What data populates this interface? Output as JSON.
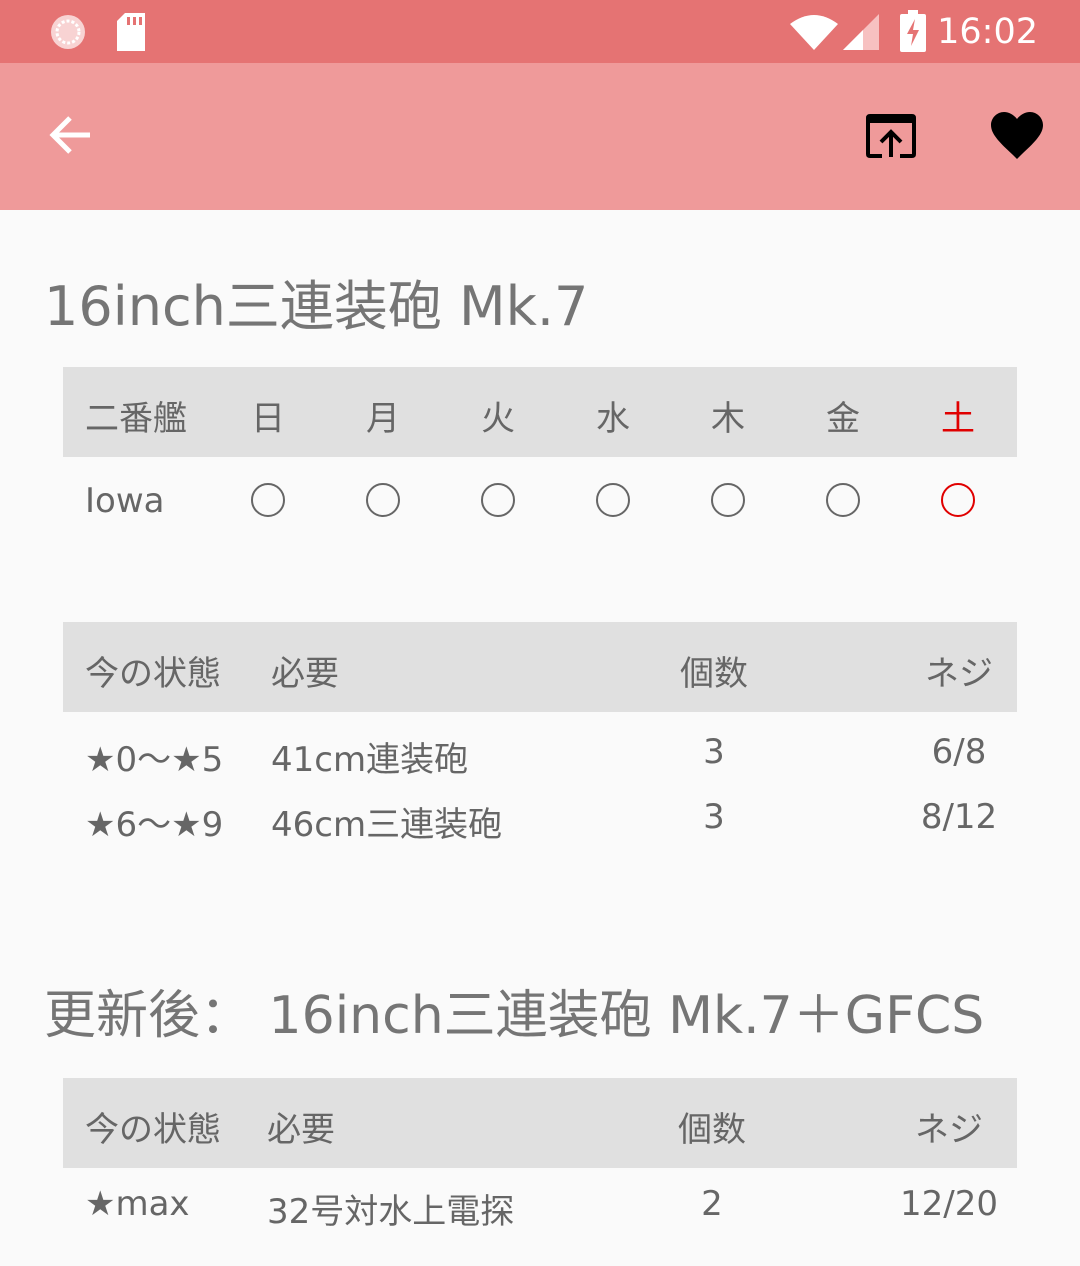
{
  "status_bar": {
    "time": "16:02",
    "icons": [
      "app-icon",
      "sd-card-icon",
      "wifi-icon",
      "cell-signal-icon",
      "battery-charging-icon"
    ]
  },
  "app_bar": {
    "back_icon": "arrow-left-icon",
    "open_icon": "open-in-browser-icon",
    "favorite_icon": "heart-icon"
  },
  "colors": {
    "status_bar": "#e57373",
    "app_bar": "#ef9a9a",
    "text": "#666666",
    "header_bg": "#e0e0e0",
    "highlight_red": "#e00000"
  },
  "item_title": "16inch三連装砲 Mk.7",
  "schedule": {
    "header": [
      "二番艦",
      "日",
      "月",
      "火",
      "水",
      "木",
      "金",
      "土"
    ],
    "rows": [
      {
        "ship": "Iowa",
        "marks": [
          "○",
          "○",
          "○",
          "○",
          "○",
          "○",
          "○"
        ]
      }
    ]
  },
  "requirements": {
    "header": [
      "今の状態",
      "必要",
      "個数",
      "ネジ"
    ],
    "rows": [
      [
        "★0〜★5",
        "41cm連装砲",
        "3",
        "6/8"
      ],
      [
        "★6〜★9",
        "46cm三連装砲",
        "3",
        "8/12"
      ]
    ]
  },
  "upgrade_title": "更新後： 16inch三連装砲 Mk.7＋GFCS",
  "upgrade": {
    "header": [
      "今の状態",
      "必要",
      "個数",
      "ネジ"
    ],
    "rows": [
      [
        "★max",
        "32号対水上電探",
        "2",
        "12/20"
      ]
    ]
  }
}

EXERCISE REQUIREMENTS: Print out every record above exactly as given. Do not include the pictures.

RESPONSE BELOW:
What data populates this interface? Output as JSON.
{
  "status_bar": {
    "time": "16:02",
    "icons": [
      "app-icon",
      "sd-card-icon",
      "wifi-icon",
      "cell-signal-icon",
      "battery-charging-icon"
    ]
  },
  "app_bar": {
    "back_icon": "arrow-left-icon",
    "open_icon": "open-in-browser-icon",
    "favorite_icon": "heart-icon"
  },
  "colors": {
    "status_bar": "#e57373",
    "app_bar": "#ef9a9a",
    "text": "#666666",
    "header_bg": "#e0e0e0",
    "highlight_red": "#e00000"
  },
  "item_title": "16inch三連装砲 Mk.7",
  "schedule": {
    "header": [
      "二番艦",
      "日",
      "月",
      "火",
      "水",
      "木",
      "金",
      "土"
    ],
    "rows": [
      {
        "ship": "Iowa",
        "marks": [
          "○",
          "○",
          "○",
          "○",
          "○",
          "○",
          "○"
        ]
      }
    ]
  },
  "requirements": {
    "header": [
      "今の状態",
      "必要",
      "個数",
      "ネジ"
    ],
    "rows": [
      [
        "★0〜★5",
        "41cm連装砲",
        "3",
        "6/8"
      ],
      [
        "★6〜★9",
        "46cm三連装砲",
        "3",
        "8/12"
      ]
    ]
  },
  "upgrade_title": "更新後： 16inch三連装砲 Mk.7＋GFCS",
  "upgrade": {
    "header": [
      "今の状態",
      "必要",
      "個数",
      "ネジ"
    ],
    "rows": [
      [
        "★max",
        "32号対水上電探",
        "2",
        "12/20"
      ]
    ]
  }
}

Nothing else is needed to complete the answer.